Local Hong Kong Universities Get $20 Million For Blockchain Payment System Research
Local Universities in Hong Kong Awarded $20 Million to Pursue Research Regarding Blockchain-Based Payment Systems
Based on a report from China News on August 12th, it seems that Hong Kong does not want to be left behind when it comes to blockchain technology. Their new desire to get ahead of the game is clear, and the country has even gone as far as to dedicate $20 million to multiple local universities. With that funding, these schools are expected to pursue research and development opportunities in payment systems that utilize blockchain.
As it stands, Hong Kong has limited availability to fintech products, which is causing them to turn their attention to distributed ledger technology. The Hong Kong University of Science and Technology was the first to be given the funds towards blockchain technology advancement, specifically dealing with improving security measures.
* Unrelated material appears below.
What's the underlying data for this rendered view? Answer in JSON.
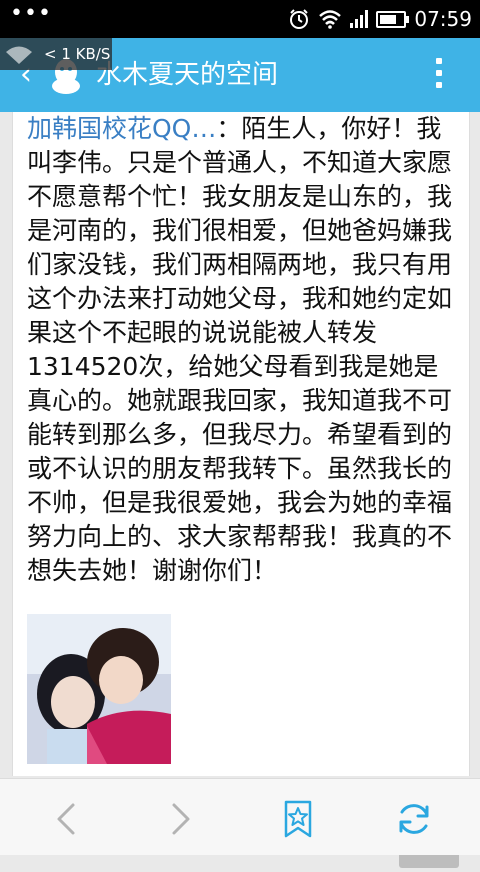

HKUST will be required to work with the Chinese University of Hong Kong (CUHK), the University of Hong Kong (HKU), and the City University of Hong Kong (CityU). Their budget is proposed as part of an annual budget, but it is unclear how long the country plans to continue the funding.
The schools must commit to developing a detailed presentation on the transition into this new era of financial technology innovation. They will also be discussing the ongoing growth of blockchain and other applications of how the technology can be implemented.
To lead the research efforts, the government has assigned Tan Jiayin the role of overseeing interdisciplinary research efforts and will be managing the coordination between the institutions. Some consumers may be familiar with Jiayin already, due to his work with on a research effort called “Strengthening Hong Kong’s Strategic Position as a Regional and International Business Center. The project was a collaborative effort between eight different task forces, all of which sought to explore the boundary of blockchain technology, AI, and security on the networks. These concepts were meant to then be applied to the economy in Hong Kong.
Jiayin, to broaden the perspectives in the research, offered an open invitation to banks in Hong Kong to become a part of the research that these universities are covering. It makes sense that they would be included because the grant accounts for the development of digital currencies and other distribution services for financial transactions.
Even though this decision is making headlines, it is hardly the first time that Hong Kong has dived into this type of venture. In fact, they already had revealed their intentions to bring in a financing system based around blockchain back in 2017. They even discussed the potential of the technology to reduce “human intervention and fraud.”
In June 2018, blockchain remittances were tested out between two retailers by Ant Financial, which is part of the Alibaba company. They managed to reduce transfer time to within three seconds of initiating it, which was big news for cross-border transactions. The following month, the Hong Kong Monetary Authority released a statement that they would launch a new partnership with 21 regional banks that would be the solution that blockchain trade finance needed.